'Hate is not acceptable,' says organizer of Building Bridges Against Hate rally in Edmonton
Wati Rahmat, one of the rally's organizers, said its main purpose is to highlight the joint effort by so many communities to raise awareness of growing number of hate crimes and racist incidents. Participants will march on March 27 from Wong’s Benevolent Association in Chinatown at 10242 96 Street to Churchill Square.
EDMONTON -- A community march this Saturday aims to highlight concerns about racism and discrimination in Edmonton and Canada.
The Building Bridges Against Hate walk is scheduled for Saturday from 10 a.m. to 11:30 a.m. and will have members from eight different communities, including Black, Indigenous, Muslim, Asian and LGBTQ2+ representation.
The rally will begin outside of the Wong’s Benevolent Association in Chinatown at 10242 96 Street and will proceed toward Churchill Square.
A short program is planned to take place at Churchill Square where community members with lived experiences with hate, racism, and discrimination will share testimonials.
Wati Rahmat, one of the rally's organizers, said its main purpose is to highlight the joint effort by so many communities to raise awareness of growing number of hate crimes and racist incidents.
“There’s been a lot of incidences of hate with the Asian community because of COVID and anti-Islam and Islamophobic attacks against Black Muslim women,” Rahmat said.
Rahmat shared how an Asian friend of hers is scared to go to the grocery store lately following the recent attacks in Atlanta, or because people have been expressing anger about COVID-19 to those of Asian descent.
“A lot of people are worried about what is happening and we have a lot of allies and people in the community who want to come together to show solidarity and come together in healing.
“Hate has devastating consequences. We need to speak and things need to be done.”
Rahmat also helped create Sisters’ Dialogue, a community organization aiming to bring awareness to Islamophobia in Edmonton following incidents on transit where women wearing hijabs were threatened.

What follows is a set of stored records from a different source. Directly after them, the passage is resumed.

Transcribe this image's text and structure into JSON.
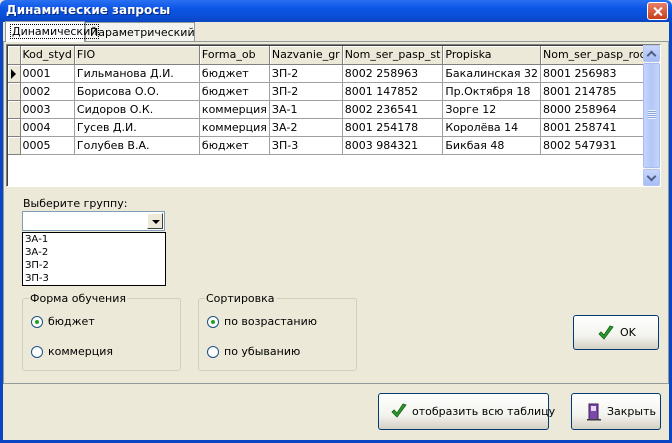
{
  "window": {
    "title": "Динамические запросы"
  },
  "tabs": [
    {
      "label": "Динамический",
      "active": true
    },
    {
      "label": "Параметрический",
      "active": false
    }
  ],
  "grid": {
    "columns": [
      "Kod_styd",
      "FIO",
      "Forma_ob",
      "Nazvanie_gr",
      "Nom_ser_pasp_st",
      "Propiska",
      "Nom_ser_pasp_rod"
    ],
    "rows": [
      [
        "0001",
        "Гильманова Д.И.",
        "бюджет",
        "ЗП-2",
        "8002 258963",
        "Бакалинская 32",
        "8001 256983"
      ],
      [
        "0002",
        "Борисова О.О.",
        "бюджет",
        "ЗП-2",
        "8001 147852",
        "Пр.Октября 18",
        "8001 214785"
      ],
      [
        "0003",
        "Сидоров О.К.",
        "коммерция",
        "ЗА-1",
        "8002 236541",
        "Зорге 12",
        "8000 258964"
      ],
      [
        "0004",
        "Гусев Д.И.",
        "коммерция",
        "ЗА-2",
        "8001 254178",
        "Королёва 14",
        "8001 258741"
      ],
      [
        "0005",
        "Голубев В.А.",
        "бюджет",
        "ЗП-3",
        "8003 984321",
        "Бикбая 48",
        "8002 547931"
      ]
    ],
    "current_row": 0
  },
  "group_select": {
    "label": "Выберите группу:",
    "value": "",
    "options": [
      "ЗА-1",
      "ЗА-2",
      "ЗП-2",
      "ЗП-3"
    ]
  },
  "form_group": {
    "title": "Форма обучения",
    "options": [
      {
        "label": "бюджет",
        "checked": true
      },
      {
        "label": "коммерция",
        "checked": false
      }
    ]
  },
  "sort_group": {
    "title": "Сортировка",
    "options": [
      {
        "label": "по возрастанию",
        "checked": true
      },
      {
        "label": "по убыванию",
        "checked": false
      }
    ]
  },
  "buttons": {
    "ok": "OK",
    "show_all": "отобразить всю таблицу",
    "close": "Закрыть"
  },
  "colors": {
    "titlebar": "#0a55e6",
    "check_icon": "#2a9a2a",
    "door_icon": "#7b4aa8"
  }
}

“That is why this Saturday we are coming and rallying – different organizations, different groups, culture groups, and faith groups – to say not to hate.”
“We can come together to tell people out there that hate is not acceptable.”